(Beginning of Provided records)

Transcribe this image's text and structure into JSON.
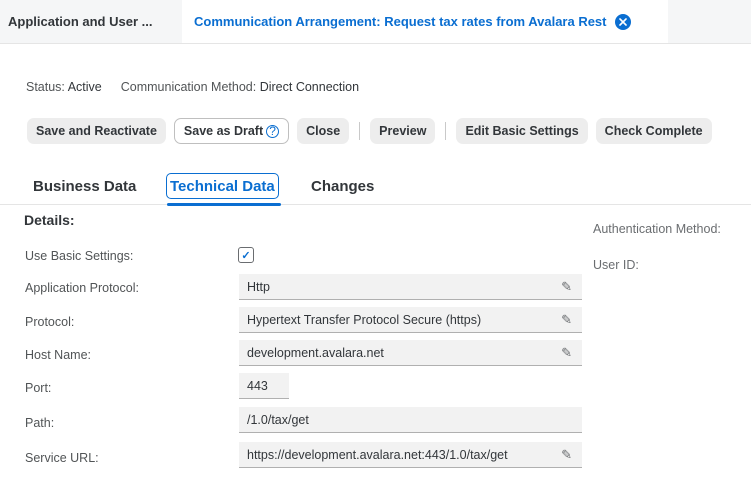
{
  "tabs": {
    "inactive_label": "Application and User ...",
    "active_label": "Communication Arrangement: Request tax rates from Avalara Rest",
    "close_icon": "×"
  },
  "status": {
    "status_label": "Status:",
    "status_value": "Active",
    "method_label": "Communication Method:",
    "method_value": "Direct Connection"
  },
  "toolbar": {
    "save_reactivate": "Save and Reactivate",
    "save_draft": "Save as Draft",
    "help_icon": "?",
    "close": "Close",
    "preview": "Preview",
    "edit_basic": "Edit Basic Settings",
    "check_complete": "Check Complete"
  },
  "section_tabs": {
    "business": "Business Data",
    "technical": "Technical Data",
    "changes": "Changes"
  },
  "details": {
    "title": "Details:",
    "use_basic_label": "Use Basic Settings:",
    "use_basic_checked": "✓",
    "app_protocol_label": "Application Protocol:",
    "app_protocol_value": "Http",
    "protocol_label": "Protocol:",
    "protocol_value": "Hypertext Transfer Protocol Secure (https)",
    "host_label": "Host Name:",
    "host_value": "development.avalara.net",
    "port_label": "Port:",
    "port_value": "443",
    "path_label": "Path:",
    "path_value": "/1.0/tax/get",
    "service_url_label": "Service URL:",
    "service_url_value": "https://development.avalara.net:443/1.0/tax/get",
    "pencil_icon": "✎"
  },
  "right": {
    "auth_label": "Authentication Method:",
    "user_id_label": "User ID:"
  }
}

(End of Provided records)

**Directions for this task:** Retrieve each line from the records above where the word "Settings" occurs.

**The answer:**
    "edit_basic": "Edit Basic Settings",
    "use_basic_label": "Use Basic Settings:",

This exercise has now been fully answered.